Editors' Note.James M. DuBois, Ana S. Iltis & Heidi A. Walsh - 2018 - Narrative Inquiry in Bioethics 8 (1):v-v.
Editors’ Note.James M. DuBois, Ana S. Iltis & Heidi A. Walsh - 2019 - Narrative Inquiry in Bioethics 9 (1):v-vi.
Editors’ Note.James M. DuBois, Ana S. Iltis & Heidi A. Walsh - 2017 - Narrative Inquiry in Bioethics 7 (3):v-v.
Editors' Note.James M. DuBois, Ana S. Iltis & Heidi A. Walsh - 2018 - Narrative Inquiry in Bioethics 8 (1):79-80.
Editors’ Note.James M. Dubois, Ana S. Iltis & Heidi A. Walsh - 2018 - Narrative Inquiry in Bioethics 8 (2):v-vi.
Editors’ Note.James M. DuBois, Ana S. Iltis & Heidi A. Walsh - 2019 - Narrative Inquiry in Bioethics 9 (2):v-vi.
Editors’ Note.James M. DuBois, Ana S. Iltis & Heidi A. Walsh - 2022 - Narrative Inquiry in Bioethics 12 (1):vii-ix.
Editors' Note.James M. DuBois, Ana S. Iltis & Heidi A. Walsh - 2021 - Narrative Inquiry in Bioethics 11 (3):vii-ix.
Editors' Note.James M. DuBois, Ana S. Iltis & Heidi A. Walsh - 2018 - Narrative Inquiry in Bioethics 8 (3):v-vi.
Editors' Note.James M. DuBois, Ana S. Iltis & Heidi A. Walsh - 2020 - Narrative Inquiry in Bioethics 10 (2):v-vi.
Editors' Note.James M. DuBois, Ana S. Iltis & Susan G. DuBois - 2012 - Narrative Inquiry in Bioethics 2 (2):v-vi.
Editors' Note.James M. DuBois & Ana S. Iltis - 2011 - Narrative Inquiry in Bioethics 1 (3):v-v.

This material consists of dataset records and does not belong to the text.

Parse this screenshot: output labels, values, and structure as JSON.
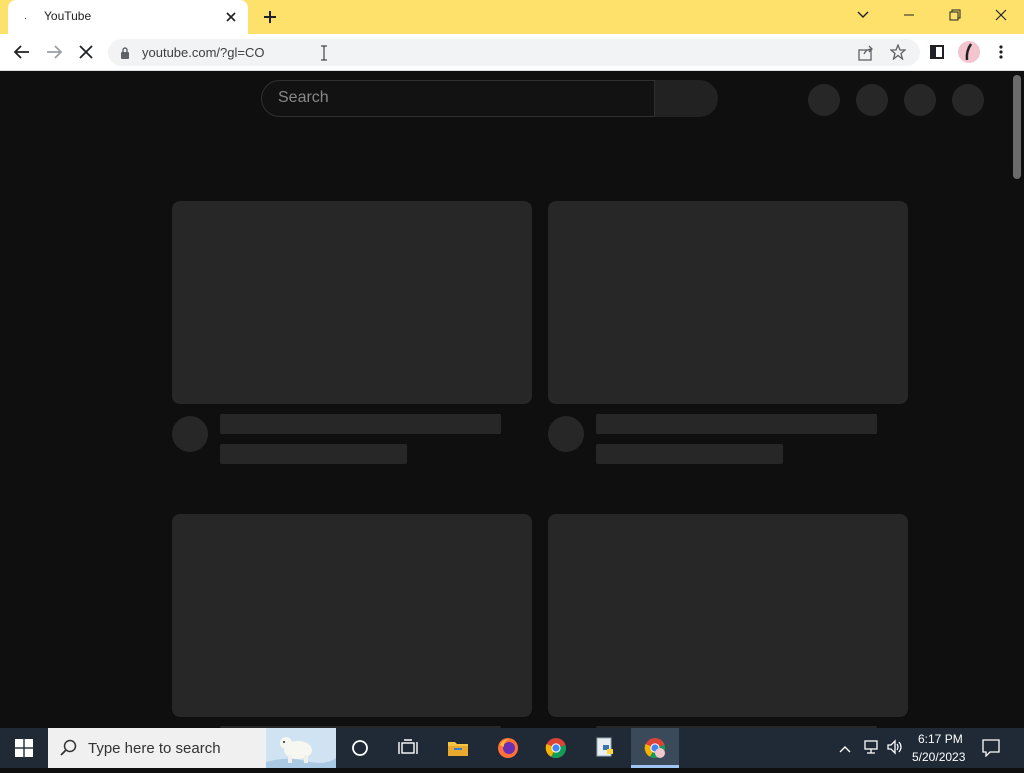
{
  "browser": {
    "tab": {
      "title": "YouTube",
      "favicon": "."
    },
    "url": "youtube.com/?gl=CO",
    "accent_color": "#fde16a"
  },
  "page": {
    "search_placeholder": "Search",
    "background": "#0f0f0f",
    "placeholder_color": "#272727"
  },
  "taskbar": {
    "search_placeholder": "Type here to search",
    "time": "6:17 PM",
    "date": "5/20/2023"
  }
}
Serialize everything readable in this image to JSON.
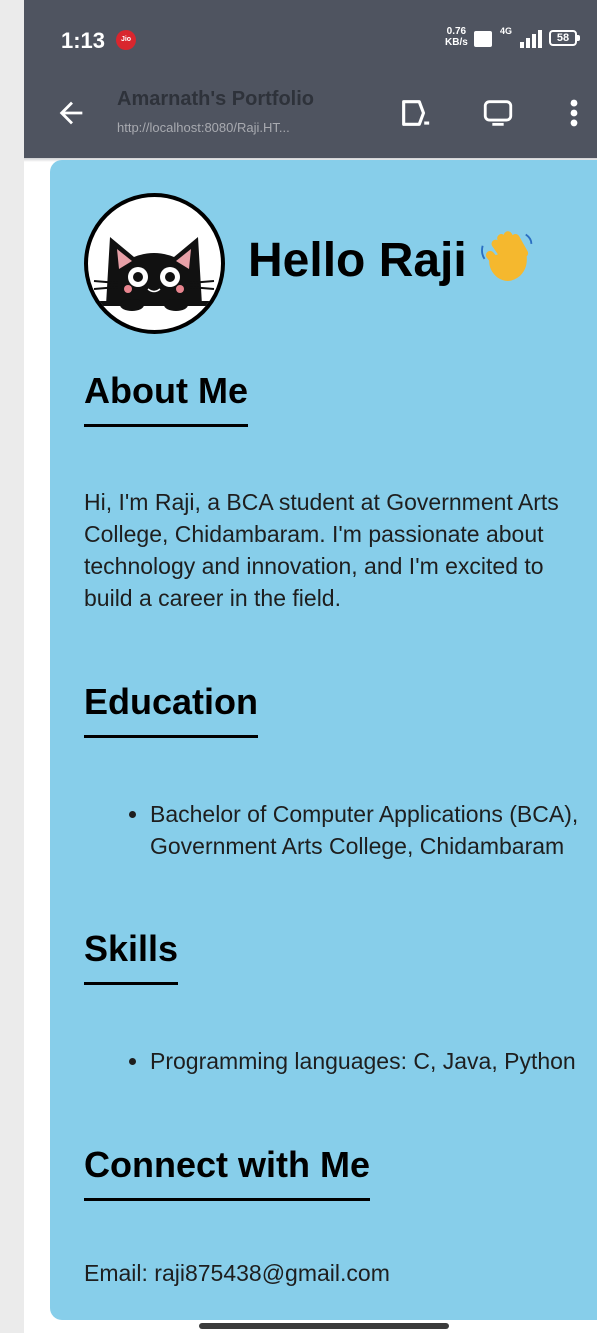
{
  "status_bar": {
    "time": "1:13",
    "carrier_badge": "Jio",
    "net_speed_value": "0.76",
    "net_speed_unit": "KB/s",
    "network_type": "4G",
    "battery": "58"
  },
  "toolbar": {
    "title": "Amarnath's Portfolio",
    "url": "http://localhost:8080/Raji.HT..."
  },
  "header": {
    "greeting": "Hello Raji"
  },
  "about": {
    "heading": "About Me",
    "text": "Hi, I'm Raji, a BCA student at Government Arts College, Chidambaram. I'm passionate about technology and innovation, and I'm excited to build a career in the field."
  },
  "education": {
    "heading": "Education",
    "items": [
      "Bachelor of Computer Applications (BCA), Government Arts College, Chidambaram"
    ]
  },
  "skills": {
    "heading": "Skills",
    "items": [
      "Programming languages: C, Java, Python"
    ]
  },
  "connect": {
    "heading": "Connect with Me",
    "email": "Email: raji875438@gmail.com"
  },
  "colors": {
    "chrome": "#4f5460",
    "card_background": "#87ceea"
  }
}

Analytics

Added to PP
2023-01-09

Downloads
11 (#1,161,217)

6 months
7 (#485,787)

Historical graph of downloads
How can I increase my downloads?

Author's Profile

Ana S. Iltis
Wake Forest University

Citations of this work

No citations found.

Add more citations

References found in this work

No references found.

Add more references